## What is needed
What is needed is an exact copy of the entries below, with the pictures left out.

## Stored data
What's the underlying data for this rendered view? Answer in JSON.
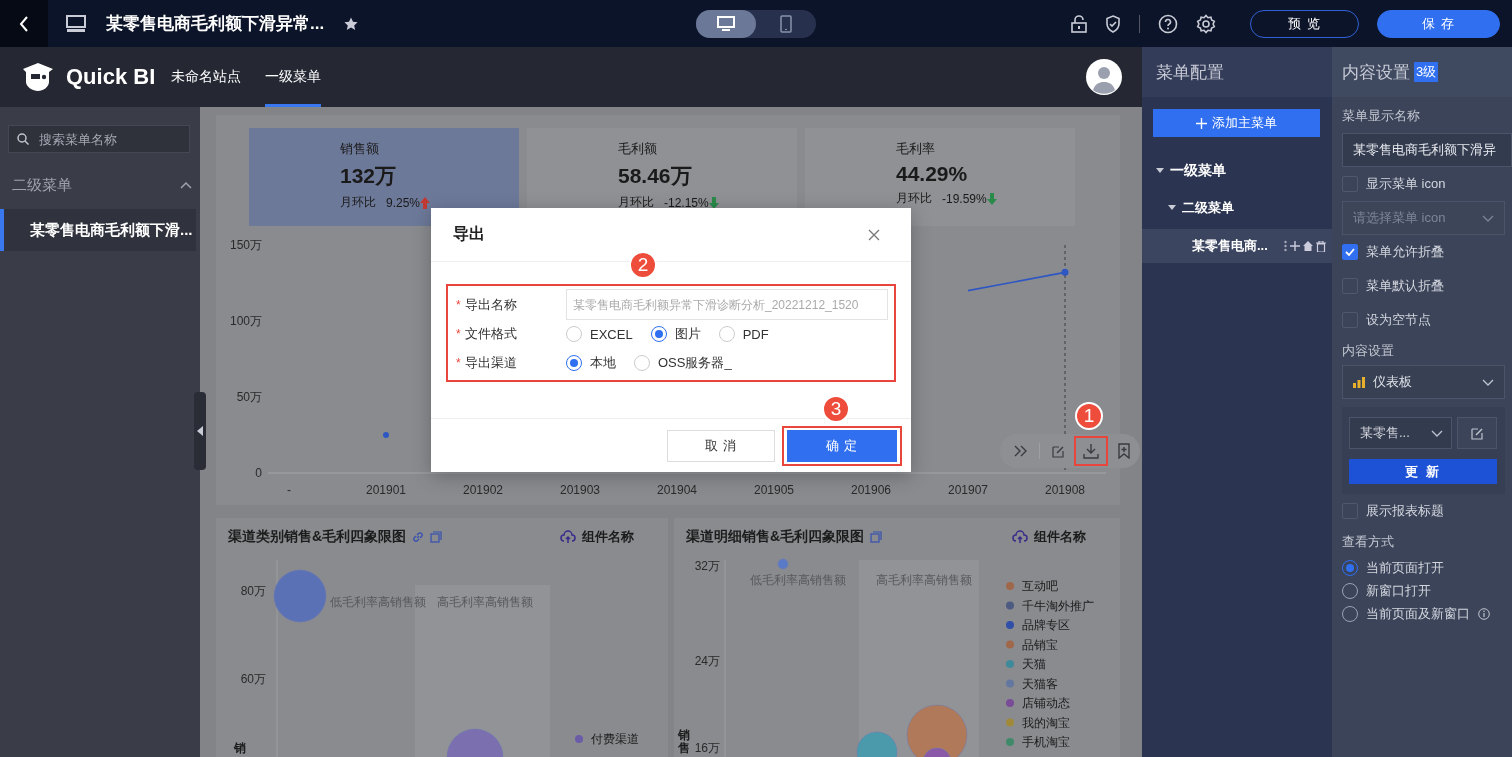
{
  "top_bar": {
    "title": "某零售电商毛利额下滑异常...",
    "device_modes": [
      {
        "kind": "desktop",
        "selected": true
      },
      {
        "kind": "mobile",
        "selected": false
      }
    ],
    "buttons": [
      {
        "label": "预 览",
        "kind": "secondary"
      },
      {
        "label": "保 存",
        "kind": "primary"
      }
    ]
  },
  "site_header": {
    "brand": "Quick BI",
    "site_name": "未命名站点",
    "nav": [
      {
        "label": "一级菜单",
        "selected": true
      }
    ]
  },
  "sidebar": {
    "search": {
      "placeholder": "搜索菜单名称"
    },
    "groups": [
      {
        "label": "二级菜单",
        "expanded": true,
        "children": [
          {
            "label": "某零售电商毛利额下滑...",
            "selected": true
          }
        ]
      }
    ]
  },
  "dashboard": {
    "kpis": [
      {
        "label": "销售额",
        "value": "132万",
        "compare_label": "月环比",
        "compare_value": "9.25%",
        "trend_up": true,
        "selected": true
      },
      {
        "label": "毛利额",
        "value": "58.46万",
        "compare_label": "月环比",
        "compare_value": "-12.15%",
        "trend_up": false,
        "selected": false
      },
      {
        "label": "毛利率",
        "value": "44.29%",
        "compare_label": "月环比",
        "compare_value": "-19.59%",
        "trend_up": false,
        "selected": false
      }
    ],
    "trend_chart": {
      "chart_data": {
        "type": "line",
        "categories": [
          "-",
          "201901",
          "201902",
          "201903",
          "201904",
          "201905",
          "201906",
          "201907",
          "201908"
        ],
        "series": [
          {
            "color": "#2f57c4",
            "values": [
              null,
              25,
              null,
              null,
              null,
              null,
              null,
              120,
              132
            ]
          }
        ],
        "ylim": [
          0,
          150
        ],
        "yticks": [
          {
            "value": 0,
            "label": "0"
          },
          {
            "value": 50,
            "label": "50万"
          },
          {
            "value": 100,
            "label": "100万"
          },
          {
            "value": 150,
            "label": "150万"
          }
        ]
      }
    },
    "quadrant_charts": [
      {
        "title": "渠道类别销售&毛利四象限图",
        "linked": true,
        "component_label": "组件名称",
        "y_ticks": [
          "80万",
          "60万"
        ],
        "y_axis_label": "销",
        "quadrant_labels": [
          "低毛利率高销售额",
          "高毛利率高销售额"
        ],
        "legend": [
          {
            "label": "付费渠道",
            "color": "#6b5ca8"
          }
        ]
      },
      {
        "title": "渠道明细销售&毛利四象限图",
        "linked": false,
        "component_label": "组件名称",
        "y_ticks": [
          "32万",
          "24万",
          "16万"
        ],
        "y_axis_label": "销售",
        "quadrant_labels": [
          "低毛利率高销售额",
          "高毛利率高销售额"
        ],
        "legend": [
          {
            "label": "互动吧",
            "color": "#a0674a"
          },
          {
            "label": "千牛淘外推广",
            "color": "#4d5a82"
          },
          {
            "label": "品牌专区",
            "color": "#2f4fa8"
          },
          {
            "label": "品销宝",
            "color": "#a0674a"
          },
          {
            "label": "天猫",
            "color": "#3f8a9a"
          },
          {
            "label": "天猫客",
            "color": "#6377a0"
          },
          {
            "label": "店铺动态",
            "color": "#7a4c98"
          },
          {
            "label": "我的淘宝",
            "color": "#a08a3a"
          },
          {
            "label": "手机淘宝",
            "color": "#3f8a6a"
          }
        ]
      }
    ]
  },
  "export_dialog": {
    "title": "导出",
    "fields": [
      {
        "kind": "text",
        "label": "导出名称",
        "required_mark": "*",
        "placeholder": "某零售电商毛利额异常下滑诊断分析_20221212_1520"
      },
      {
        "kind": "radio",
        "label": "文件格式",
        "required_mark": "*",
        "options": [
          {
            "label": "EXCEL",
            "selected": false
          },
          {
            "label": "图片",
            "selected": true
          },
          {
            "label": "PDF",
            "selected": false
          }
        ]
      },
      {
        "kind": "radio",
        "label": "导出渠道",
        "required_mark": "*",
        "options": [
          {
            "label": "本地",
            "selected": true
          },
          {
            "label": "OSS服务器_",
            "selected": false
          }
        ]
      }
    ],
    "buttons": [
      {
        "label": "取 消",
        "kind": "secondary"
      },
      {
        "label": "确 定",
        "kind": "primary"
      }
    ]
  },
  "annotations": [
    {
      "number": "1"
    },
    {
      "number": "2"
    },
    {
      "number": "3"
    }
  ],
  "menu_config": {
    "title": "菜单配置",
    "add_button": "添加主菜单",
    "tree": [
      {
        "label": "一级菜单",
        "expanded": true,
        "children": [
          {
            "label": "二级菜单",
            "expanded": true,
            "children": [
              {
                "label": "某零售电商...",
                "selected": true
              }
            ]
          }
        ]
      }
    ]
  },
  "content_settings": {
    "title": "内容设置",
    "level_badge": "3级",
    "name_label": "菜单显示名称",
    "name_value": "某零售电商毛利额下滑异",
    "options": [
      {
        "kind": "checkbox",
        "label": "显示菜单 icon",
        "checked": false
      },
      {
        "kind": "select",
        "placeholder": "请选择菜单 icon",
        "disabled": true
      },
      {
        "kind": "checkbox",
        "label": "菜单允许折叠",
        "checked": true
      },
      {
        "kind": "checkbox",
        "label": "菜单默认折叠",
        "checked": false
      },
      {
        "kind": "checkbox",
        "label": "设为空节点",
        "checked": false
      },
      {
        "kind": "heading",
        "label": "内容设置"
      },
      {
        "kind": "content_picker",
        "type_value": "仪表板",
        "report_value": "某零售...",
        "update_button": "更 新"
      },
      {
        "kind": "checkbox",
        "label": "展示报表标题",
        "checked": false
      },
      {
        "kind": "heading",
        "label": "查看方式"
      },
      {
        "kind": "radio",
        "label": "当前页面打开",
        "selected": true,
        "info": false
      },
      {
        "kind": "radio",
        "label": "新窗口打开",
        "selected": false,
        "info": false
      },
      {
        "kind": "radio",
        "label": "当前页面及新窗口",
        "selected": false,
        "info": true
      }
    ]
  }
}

## Written reply
What's the underlying data for this rendered view? Answer in JSON.
{
  "top_bar": {
    "title": "某零售电商毛利额下滑异常...",
    "device_modes": [
      {
        "kind": "desktop",
        "selected": true
      },
      {
        "kind": "mobile",
        "selected": false
      }
    ],
    "buttons": [
      {
        "label": "预 览",
        "kind": "secondary"
      },
      {
        "label": "保 存",
        "kind": "primary"
      }
    ]
  },
  "site_header": {
    "brand": "Quick BI",
    "site_name": "未命名站点",
    "nav": [
      {
        "label": "一级菜单",
        "selected": true
      }
    ]
  },
  "sidebar": {
    "search": {
      "placeholder": "搜索菜单名称"
    },
    "groups": [
      {
        "label": "二级菜单",
        "expanded": true,
        "children": [
          {
            "label": "某零售电商毛利额下滑...",
            "selected": true
          }
        ]
      }
    ]
  },
  "dashboard": {
    "kpis": [
      {
        "label": "销售额",
        "value": "132万",
        "compare_label": "月环比",
        "compare_value": "9.25%",
        "trend_up": true,
        "selected": true
      },
      {
        "label": "毛利额",
        "value": "58.46万",
        "compare_label": "月环比",
        "compare_value": "-12.15%",
        "trend_up": false,
        "selected": false
      },
      {
        "label": "毛利率",
        "value": "44.29%",
        "compare_label": "月环比",
        "compare_value": "-19.59%",
        "trend_up": false,
        "selected": false
      }
    ],
    "trend_chart": {
      "chart_data": {
        "type": "line",
        "categories": [
          "-",
          "201901",
          "201902",
          "201903",
          "201904",
          "201905",
          "201906",
          "201907",
          "201908"
        ],
        "series": [
          {
            "color": "#2f57c4",
            "values": [
              null,
              25,
              null,
              null,
              null,
              null,
              null,
              120,
              132
            ]
          }
        ],
        "ylim": [
          0,
          150
        ],
        "yticks": [
          {
            "value": 0,
            "label": "0"
          },
          {
            "value": 50,
            "label": "50万"
          },
          {
            "value": 100,
            "label": "100万"
          },
          {
            "value": 150,
            "label": "150万"
          }
        ]
      }
    },
    "quadrant_charts": [
      {
        "title": "渠道类别销售&毛利四象限图",
        "linked": true,
        "component_label": "组件名称",
        "y_ticks": [
          "80万",
          "60万"
        ],
        "y_axis_label": "销",
        "quadrant_labels": [
          "低毛利率高销售额",
          "高毛利率高销售额"
        ],
        "legend": [
          {
            "label": "付费渠道",
            "color": "#6b5ca8"
          }
        ]
      },
      {
        "title": "渠道明细销售&毛利四象限图",
        "linked": false,
        "component_label": "组件名称",
        "y_ticks": [
          "32万",
          "24万",
          "16万"
        ],
        "y_axis_label": "销售",
        "quadrant_labels": [
          "低毛利率高销售额",
          "高毛利率高销售额"
        ],
        "legend": [
          {
            "label": "互动吧",
            "color": "#a0674a"
          },
          {
            "label": "千牛淘外推广",
            "color": "#4d5a82"
          },
          {
            "label": "品牌专区",
            "color": "#2f4fa8"
          },
          {
            "label": "品销宝",
            "color": "#a0674a"
          },
          {
            "label": "天猫",
            "color": "#3f8a9a"
          },
          {
            "label": "天猫客",
            "color": "#6377a0"
          },
          {
            "label": "店铺动态",
            "color": "#7a4c98"
          },
          {
            "label": "我的淘宝",
            "color": "#a08a3a"
          },
          {
            "label": "手机淘宝",
            "color": "#3f8a6a"
          }
        ]
      }
    ]
  },
  "export_dialog": {
    "title": "导出",
    "fields": [
      {
        "kind": "text",
        "label": "导出名称",
        "required_mark": "*",
        "placeholder": "某零售电商毛利额异常下滑诊断分析_20221212_1520"
      },
      {
        "kind": "radio",
        "label": "文件格式",
        "required_mark": "*",
        "options": [
          {
            "label": "EXCEL",
            "selected": false
          },
          {
            "label": "图片",
            "selected": true
          },
          {
            "label": "PDF",
            "selected": false
          }
        ]
      },
      {
        "kind": "radio",
        "label": "导出渠道",
        "required_mark": "*",
        "options": [
          {
            "label": "本地",
            "selected": true
          },
          {
            "label": "OSS服务器_",
            "selected": false
          }
        ]
      }
    ],
    "buttons": [
      {
        "label": "取 消",
        "kind": "secondary"
      },
      {
        "label": "确 定",
        "kind": "primary"
      }
    ]
  },
  "annotations": [
    {
      "number": "1"
    },
    {
      "number": "2"
    },
    {
      "number": "3"
    }
  ],
  "menu_config": {
    "title": "菜单配置",
    "add_button": "添加主菜单",
    "tree": [
      {
        "label": "一级菜单",
        "expanded": true,
        "children": [
          {
            "label": "二级菜单",
            "expanded": true,
            "children": [
              {
                "label": "某零售电商...",
                "selected": true
              }
            ]
          }
        ]
      }
    ]
  },
  "content_settings": {
    "title": "内容设置",
    "level_badge": "3级",
    "name_label": "菜单显示名称",
    "name_value": "某零售电商毛利额下滑异",
    "options": [
      {
        "kind": "checkbox",
        "label": "显示菜单 icon",
        "checked": false
      },
      {
        "kind": "select",
        "placeholder": "请选择菜单 icon",
        "disabled": true
      },
      {
        "kind": "checkbox",
        "label": "菜单允许折叠",
        "checked": true
      },
      {
        "kind": "checkbox",
        "label": "菜单默认折叠",
        "checked": false
      },
      {
        "kind": "checkbox",
        "label": "设为空节点",
        "checked": false
      },
      {
        "kind": "heading",
        "label": "内容设置"
      },
      {
        "kind": "content_picker",
        "type_value": "仪表板",
        "report_value": "某零售...",
        "update_button": "更 新"
      },
      {
        "kind": "checkbox",
        "label": "展示报表标题",
        "checked": false
      },
      {
        "kind": "heading",
        "label": "查看方式"
      },
      {
        "kind": "radio",
        "label": "当前页面打开",
        "selected": true,
        "info": false
      },
      {
        "kind": "radio",
        "label": "新窗口打开",
        "selected": false,
        "info": false
      },
      {
        "kind": "radio",
        "label": "当前页面及新窗口",
        "selected": false,
        "info": true
      }
    ]
  }
}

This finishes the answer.